/ / /

The book begins with the telling of a story around the family hearth, of the folk character Morozko, sort of a Russian equivalent of Jack Frost. It seems simple and provincial. But from there, the story spirals into one of family love and loss, magic and consequences, of best intentions gone wrong. There is an intriguing overlay of religion, which becomes more a commentary on fear and what it can do to a community.

There are many things to love about this book, but one that set it apart from some of my other recent reads is the author’s ability to truly transport the reader into another world. From the first few pages, you hear the crackling of the fire, feel the cold inching in through the cracks of the izba. I found myself getting creeped out by the shadows on my walls. That’s the magic of a masterful storyteller and wordsmith.

Arden also does a splendid job with creating characters you care about, in relationships that resonated. From the get go, the fierce love in Vasya’s relationship with her old nurse, Dunya, and her brother, Alyosha, was – in the most uncheesy of ways – heartwarming. The stepmother, Anna Ivanovna, and the priest, Konstantin, are both reviled and sympathetic in their fervor. I found myself particularly captivated by their development, appreciating their depth beyond their seemingly black and white views.

The novel holds twists and turns that are worth experiencing for yourself. Curl up next to a roaring fire and get ready to be transported.

The Cover

  There are two covers for the book, for the US and UK releases. The US version (top) captures a snowy night well, with the glowing izba amidst the tall trees. The little flairs of the title font with its lacy border evoke the fairytale nature of the novel as well. But I have to say, I prefer the UK version (left). The US one gives a heart-warming feeling bordering on cliché, with little hint at what the book might reveal. The UK one – inspired by a Russian box – seems to better capture the folkloric and magical side of the story, with a hand-crafted feel to both the illustration and typography. But these are my own biases, and both covers capture different aspects that will lure readers in.

Remaining US book tour dates:
_ 24 January: Barnes and Noble Tribeca / New York, NY
_ 26 January: Phoenix Bookstore / Burlington, VT
_ 09 February: Vermont Bookshop / Middlebury, VT
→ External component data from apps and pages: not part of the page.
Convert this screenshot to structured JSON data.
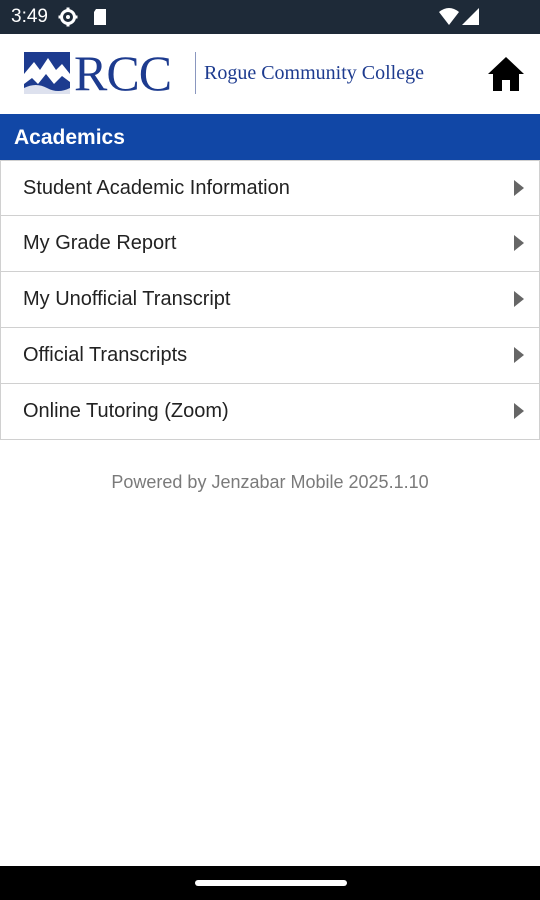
{
  "status_bar": {
    "time": "3:49",
    "icons": [
      "settings-icon",
      "sd-card-icon",
      "wifi-icon",
      "signal-icon"
    ]
  },
  "header": {
    "logo_text": "RCC",
    "logo_subtitle": "Rogue Community College",
    "home_icon": "home-icon"
  },
  "section": {
    "title": "Academics"
  },
  "menu": {
    "items": [
      {
        "label": "Student Academic Information"
      },
      {
        "label": "My Grade Report"
      },
      {
        "label": "My Unofficial Transcript"
      },
      {
        "label": "Official Transcripts"
      },
      {
        "label": "Online Tutoring (Zoom)"
      }
    ]
  },
  "footer": {
    "text": "Powered by Jenzabar Mobile 2025.1.10"
  },
  "colors": {
    "status_bar": "#1e2a38",
    "brand_blue": "#1d3b8f",
    "section_bar": "#1147a6",
    "footer_text": "#7a7a7a"
  }
}
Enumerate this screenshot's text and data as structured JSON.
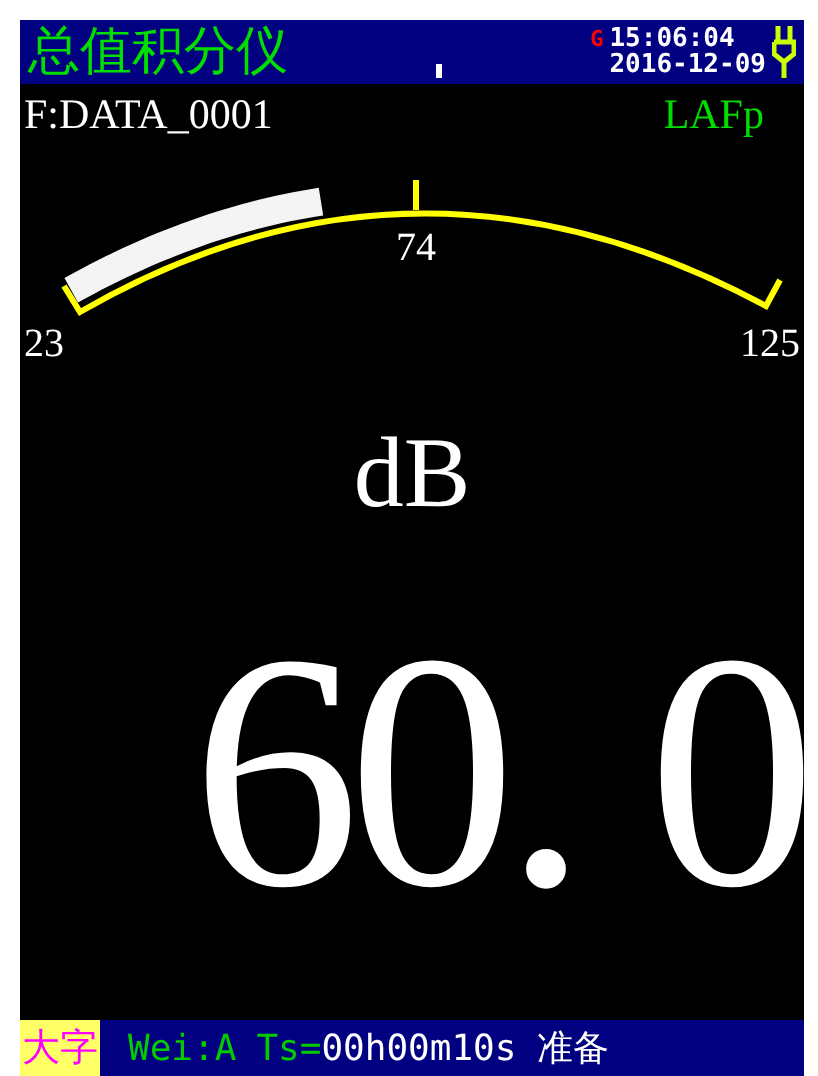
{
  "header": {
    "title": "总值积分仪",
    "gps": "G",
    "time": "15:06:04",
    "date": "2016-12-09"
  },
  "file": "F:DATA_0001",
  "mode": "LAFp",
  "gauge": {
    "min": "23",
    "mid": "74",
    "max": "125",
    "level": 0.36
  },
  "unit": "dB",
  "value": "60. 0",
  "footer": {
    "font_button": "大字",
    "weighting": "Wei:A",
    "ts_label": "Ts=",
    "ts_value": "00h00m10s",
    "status": "准备"
  }
}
Publisher / Goodreads / Amazon

Note: I received a free ARC of The Bear and the Nightingale from the publisher via NetGalley, in exchange for an honest review.

No comments:

Post a Comment